What can parents and guardians do to prepare children for the upcoming school year in order to lessen these stressful feelings?

As a parent, friend or loved one, you can take several proactive steps to combat back-to-school anxiety and give children the confidence they need to excel in school. Patience is the number-one thing parents can start with for back-to-school anxiety. This includes helping your child set up a good routine for bedtime and establishing morning habits and other routines at least two weeks before school starts. Set up a regular time to discuss the day and if anything is troubling your child, and make sure to give them your undivided attention without any distractions. Validate your child’s concerns by letting them know they can talk to you and that you support them.

What advice can you offer children to manage overwhelming feelings of stress once the school year actually begins?

Sticking to a routine that includes staying on top of schoolwork and getting enough exercise can significantly reduce stress levels and feelings of anxiety. Children should also know that they can talk to their parents, guardian or a school counselor about how they’re feeling and know that they are supported.

What do you suggest for parents and children if anxious feelings outlast the initial first few weeks of school?

Once school starts and children fall into a new routine, monitor your child’s anxiety levels and behavior to determine if it improves or declines. Depending on the source of the anxiety and whether you believe it is temporary/circumstantial, it’s important to remember that behavioral health specialists can help with anxiety and depression.

Four Health Issues That Embarrass Many Women

Some health topics can seem too embarrassing to talk about—even in the privacy of a doctor’s office. It’s understandable. Sharing personal information with a person you hardly know is bound to be unsettling.

Understand, however, that medical providers want to help you be healthy and happy. These are common issues, so you’re likely not the first person to raise them with your provider!

Urinary incontinence

Millions of women experience involuntary loss of urine. This is called urinary incontinence (UI). The severity of UI can vary anywhere from slightly bothersome to totally debilitating. Rather than avoid activities you love, speak with your medical provider! UI is a health problem that often can be helped through medication and muscle-strengthening exercises.

Urinary tract infections or UTIs
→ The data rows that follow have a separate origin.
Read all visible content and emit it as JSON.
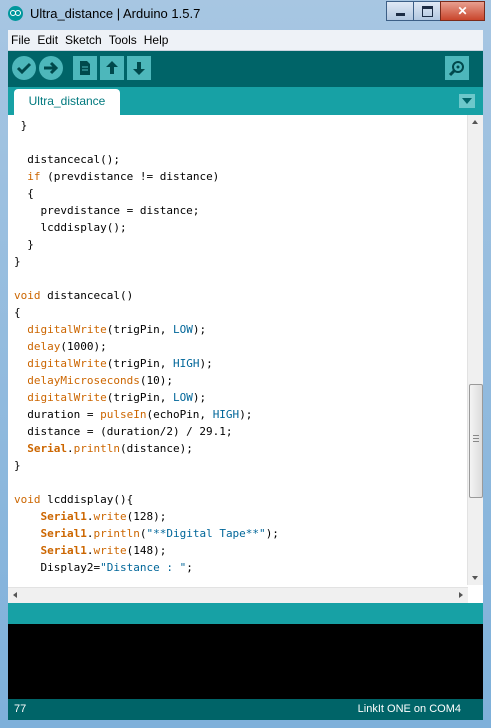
{
  "window": {
    "title": "Ultra_distance | Arduino 1.5.7",
    "controls": {
      "minimize": "minimize",
      "maximize": "maximize",
      "close": "✕"
    }
  },
  "menu": [
    "File",
    "Edit",
    "Sketch",
    "Tools",
    "Help"
  ],
  "toolbar": {
    "buttons": [
      "verify-icon",
      "upload-icon",
      "new-icon",
      "open-icon",
      "save-icon",
      "serial-monitor-icon"
    ]
  },
  "tabs": [
    {
      "label": "Ultra_distance",
      "active": true
    }
  ],
  "editor": {
    "lines": [
      [
        {
          "t": " }"
        }
      ],
      [
        {
          "t": ""
        }
      ],
      [
        {
          "t": "  distancecal();"
        }
      ],
      [
        {
          "t": "  "
        },
        {
          "t": "if",
          "c": "kw"
        },
        {
          "t": " (prevdistance != distance)"
        }
      ],
      [
        {
          "t": "  {"
        }
      ],
      [
        {
          "t": "    prevdistance = distance;"
        }
      ],
      [
        {
          "t": "    lcddisplay();"
        }
      ],
      [
        {
          "t": "  }"
        }
      ],
      [
        {
          "t": "}"
        }
      ],
      [
        {
          "t": ""
        }
      ],
      [
        {
          "t": "void",
          "c": "kw"
        },
        {
          "t": " distancecal()"
        }
      ],
      [
        {
          "t": "{"
        }
      ],
      [
        {
          "t": "  "
        },
        {
          "t": "digitalWrite",
          "c": "kw"
        },
        {
          "t": "(trigPin, "
        },
        {
          "t": "LOW",
          "c": "cn"
        },
        {
          "t": ");"
        }
      ],
      [
        {
          "t": "  "
        },
        {
          "t": "delay",
          "c": "kw"
        },
        {
          "t": "(1000);"
        }
      ],
      [
        {
          "t": "  "
        },
        {
          "t": "digitalWrite",
          "c": "kw"
        },
        {
          "t": "(trigPin, "
        },
        {
          "t": "HIGH",
          "c": "cn"
        },
        {
          "t": ");"
        }
      ],
      [
        {
          "t": "  "
        },
        {
          "t": "delayMicroseconds",
          "c": "kw"
        },
        {
          "t": "(10);"
        }
      ],
      [
        {
          "t": "  "
        },
        {
          "t": "digitalWrite",
          "c": "kw"
        },
        {
          "t": "(trigPin, "
        },
        {
          "t": "LOW",
          "c": "cn"
        },
        {
          "t": ");"
        }
      ],
      [
        {
          "t": "  duration = "
        },
        {
          "t": "pulseIn",
          "c": "kw"
        },
        {
          "t": "(echoPin, "
        },
        {
          "t": "HIGH",
          "c": "cn"
        },
        {
          "t": ");"
        }
      ],
      [
        {
          "t": "  distance = (duration/2) / 29.1;"
        }
      ],
      [
        {
          "t": "  "
        },
        {
          "t": "Serial",
          "c": "kb"
        },
        {
          "t": "."
        },
        {
          "t": "println",
          "c": "kw"
        },
        {
          "t": "(distance);"
        }
      ],
      [
        {
          "t": "}"
        }
      ],
      [
        {
          "t": ""
        }
      ],
      [
        {
          "t": "void",
          "c": "kw"
        },
        {
          "t": " lcddisplay(){"
        }
      ],
      [
        {
          "t": "    "
        },
        {
          "t": "Serial1",
          "c": "kb"
        },
        {
          "t": "."
        },
        {
          "t": "write",
          "c": "kw"
        },
        {
          "t": "(128);"
        }
      ],
      [
        {
          "t": "    "
        },
        {
          "t": "Serial1",
          "c": "kb"
        },
        {
          "t": "."
        },
        {
          "t": "println",
          "c": "kw"
        },
        {
          "t": "("
        },
        {
          "t": "\"**Digital Tape**\"",
          "c": "st"
        },
        {
          "t": ");"
        }
      ],
      [
        {
          "t": "    "
        },
        {
          "t": "Serial1",
          "c": "kb"
        },
        {
          "t": "."
        },
        {
          "t": "write",
          "c": "kw"
        },
        {
          "t": "(148);"
        }
      ],
      [
        {
          "t": "    Display2="
        },
        {
          "t": "\"Distance : \"",
          "c": "st"
        },
        {
          "t": ";"
        }
      ]
    ]
  },
  "status": {
    "line_number": "77",
    "board": "LinkIt ONE on COM4"
  },
  "colors": {
    "teal_dark": "#006468",
    "teal_light": "#17a1a5",
    "keyword": "#cc6600",
    "constant": "#006699"
  }
}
When bacteria get into your bladder or kidneys, it can cause a urinary tract infection. You may experience a burning sensation when urinating, frequent urges to urinate, pressure or pain, and discolored or odd-smelling urine. Your provider can treat you with antibiotics—and give you behavioral and dietary tips to help you avoid UTIs in the future.

Frequent urination

When frequent urination becomes a distraction in your life or prevents you from activities with family and friends, you should see your doctor. Many factors can contribute to this issue, such as too much caffeine, constipation, an unhealthy weight and smoking. But it’s wise to first begin with a visit to your health clinic; frequent urination can also be caused by a nerve signal or overactive bladder.


A multitude of contraception methods is available today. Oral contraceptives, condoms, implants… All protect against pregnancy, but how do you know which one works best for you and your partner? By talking with your doctor, you can choose the method that’s right for you.

Two Steps to Help Prevent Cervical Cancer

Human papillomavirus, better known as HPV, is the main cause of cervical cancer. It is also the most common sexually transmitted virus in the United States. The HPV vaccine protects against the types of HPV that most often cause cervical cancer.

When detected early, cervical cancer is highly curable. But the cancer in its early stages may have no signs or symptoms. This is why regular screening is so important.

Get Vaccinated! The HPV Vaccine

HPV vaccination is recommended for:

  • Preteen girls and boys ages 11 and 12.
  • Women ages 13 through 26 who haven’t been vaccinated yet or have not completed the vaccine series.

Get Screened! The Pap Test

Regular screening, also called a Pap test, is recommended for:

  • All women aged 21 to 65 (including women who got the HPV vaccination)